You got to love the whole story, whether or not you buy the sermon. This Mr. Horton, ordinary guy full of extraordinary passion, wasn't looking for fame or fortune. He just wanted to tell the ungodly--people who don't think much about God--what was plain-and-simple fact in his book: that they are loved. Horton's huge whitewashed stones aren't intended to blackball anyone. He thought he was just being helpful, and he was.
More than a century ago already, Mr. Horton could no longer do maintenance up there, and, sadly enough, the Great Plains are not without bushy weeds. What townspeople knew was that if nobody knocked them down and the whitewash faded in the hot Kansas sun, that 475-foot message would simply someday disappear, and there'd be no more "Scripture Hill."

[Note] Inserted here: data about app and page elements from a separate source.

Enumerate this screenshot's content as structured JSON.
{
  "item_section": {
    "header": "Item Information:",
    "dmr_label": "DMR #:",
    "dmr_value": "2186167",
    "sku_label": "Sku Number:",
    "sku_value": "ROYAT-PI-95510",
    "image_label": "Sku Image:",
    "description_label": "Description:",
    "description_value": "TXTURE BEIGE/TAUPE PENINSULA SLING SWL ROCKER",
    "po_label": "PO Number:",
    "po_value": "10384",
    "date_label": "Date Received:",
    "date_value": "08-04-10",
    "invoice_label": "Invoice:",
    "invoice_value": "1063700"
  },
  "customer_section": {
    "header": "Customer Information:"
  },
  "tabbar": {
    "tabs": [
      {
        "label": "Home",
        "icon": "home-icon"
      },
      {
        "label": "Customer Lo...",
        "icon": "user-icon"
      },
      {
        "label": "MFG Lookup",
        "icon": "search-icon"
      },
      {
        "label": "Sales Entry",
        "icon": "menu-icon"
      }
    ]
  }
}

Somebody had to keep Mr. Horton's work alive, the locals told themselves. And you'll be pleased to know, as I am, that they did and do and will. An entire 120 years later, Mr. Horton's sermon is still there brightly. Arkansas City is very proud of their Scripture Hill.
But big as it is, you won't see those words easily because Mr. Horton was a man of his time. He wanted that scripture to be seen by thousands and thousands who rode the Santa Fe Railroad, so those words are still up there boldly on the hill above tracks, but no one travels the tracks anymore. The scripture is there, but if you want to see it, you'd better bring a drone.
No matter. Every year, the locals pull weeds and put down whitewash on those big stones Mr. Horton arranged up there steadfastly. That's why the sermon on the hill is still there, as distinct as if that bible verse were written in the landscape by the hand of the Lord just yesterday.
I'm quite sure Mr. Horton the dispatcher would like that--and so, I must admit, do I.
Fact is, even if you consider yourself among the ungodly, you can't help take heart when you look up and see all those crisp white letters still writ large across Scripture Hill. I swear, it’ll bring a smile.